───── Available data

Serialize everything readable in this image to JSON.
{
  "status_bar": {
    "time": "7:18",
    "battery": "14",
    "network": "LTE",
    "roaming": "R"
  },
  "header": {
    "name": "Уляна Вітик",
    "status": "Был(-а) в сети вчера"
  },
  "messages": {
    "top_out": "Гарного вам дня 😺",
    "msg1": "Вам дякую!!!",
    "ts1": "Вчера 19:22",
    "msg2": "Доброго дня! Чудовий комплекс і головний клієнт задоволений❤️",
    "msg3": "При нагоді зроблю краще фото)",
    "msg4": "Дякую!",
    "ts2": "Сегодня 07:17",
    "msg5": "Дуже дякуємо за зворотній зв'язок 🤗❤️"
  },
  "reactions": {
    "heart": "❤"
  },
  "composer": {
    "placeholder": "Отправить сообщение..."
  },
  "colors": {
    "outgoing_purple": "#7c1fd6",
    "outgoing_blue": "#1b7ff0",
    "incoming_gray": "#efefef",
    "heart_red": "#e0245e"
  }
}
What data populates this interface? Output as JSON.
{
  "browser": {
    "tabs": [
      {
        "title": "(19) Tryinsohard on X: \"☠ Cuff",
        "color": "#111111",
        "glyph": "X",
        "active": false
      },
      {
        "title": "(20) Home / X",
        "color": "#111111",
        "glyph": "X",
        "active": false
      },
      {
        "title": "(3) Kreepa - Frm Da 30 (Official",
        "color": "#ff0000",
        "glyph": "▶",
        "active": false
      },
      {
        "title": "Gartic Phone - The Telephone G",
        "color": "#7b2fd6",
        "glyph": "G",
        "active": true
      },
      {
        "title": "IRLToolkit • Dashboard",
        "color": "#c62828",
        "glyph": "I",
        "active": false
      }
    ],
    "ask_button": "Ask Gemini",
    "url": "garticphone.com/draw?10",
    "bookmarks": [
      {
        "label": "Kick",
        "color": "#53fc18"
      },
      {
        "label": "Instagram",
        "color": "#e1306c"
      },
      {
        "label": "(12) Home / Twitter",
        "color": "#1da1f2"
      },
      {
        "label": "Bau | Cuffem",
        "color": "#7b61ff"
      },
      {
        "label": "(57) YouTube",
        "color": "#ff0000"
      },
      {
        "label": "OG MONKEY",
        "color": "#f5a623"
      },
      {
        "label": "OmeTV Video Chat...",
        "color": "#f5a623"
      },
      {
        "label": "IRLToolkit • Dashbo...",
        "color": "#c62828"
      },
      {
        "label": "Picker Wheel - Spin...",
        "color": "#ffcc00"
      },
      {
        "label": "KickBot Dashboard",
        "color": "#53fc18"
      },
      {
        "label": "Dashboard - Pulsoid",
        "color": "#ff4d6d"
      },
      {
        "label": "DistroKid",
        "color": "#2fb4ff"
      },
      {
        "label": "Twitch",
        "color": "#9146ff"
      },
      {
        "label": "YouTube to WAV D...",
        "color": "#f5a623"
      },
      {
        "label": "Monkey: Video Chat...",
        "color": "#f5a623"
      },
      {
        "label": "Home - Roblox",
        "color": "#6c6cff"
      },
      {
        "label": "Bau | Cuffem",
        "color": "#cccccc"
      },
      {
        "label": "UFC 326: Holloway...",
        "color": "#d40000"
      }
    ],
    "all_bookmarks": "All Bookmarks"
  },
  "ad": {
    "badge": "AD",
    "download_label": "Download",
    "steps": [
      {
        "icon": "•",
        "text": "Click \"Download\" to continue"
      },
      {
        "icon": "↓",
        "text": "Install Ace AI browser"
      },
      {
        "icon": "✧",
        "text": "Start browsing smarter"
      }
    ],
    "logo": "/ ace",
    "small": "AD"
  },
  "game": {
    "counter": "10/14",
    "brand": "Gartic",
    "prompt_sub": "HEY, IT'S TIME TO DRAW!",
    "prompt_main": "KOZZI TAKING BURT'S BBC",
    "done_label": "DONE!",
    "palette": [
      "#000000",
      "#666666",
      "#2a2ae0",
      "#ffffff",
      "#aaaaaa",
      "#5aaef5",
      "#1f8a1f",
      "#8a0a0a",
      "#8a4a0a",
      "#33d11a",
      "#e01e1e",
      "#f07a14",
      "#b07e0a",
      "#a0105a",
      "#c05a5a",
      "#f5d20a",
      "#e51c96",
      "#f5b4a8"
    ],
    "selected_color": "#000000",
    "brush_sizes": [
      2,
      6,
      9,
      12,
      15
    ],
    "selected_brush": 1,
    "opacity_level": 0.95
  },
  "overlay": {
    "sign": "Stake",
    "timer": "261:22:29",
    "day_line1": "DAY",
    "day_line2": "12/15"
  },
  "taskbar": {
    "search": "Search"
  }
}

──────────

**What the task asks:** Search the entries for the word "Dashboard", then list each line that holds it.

**Output:**
        "title": "IRLToolkit • Dashboard",
        "label": "KickBot Dashboard",
        "label": "Dashboard - Pulsoid",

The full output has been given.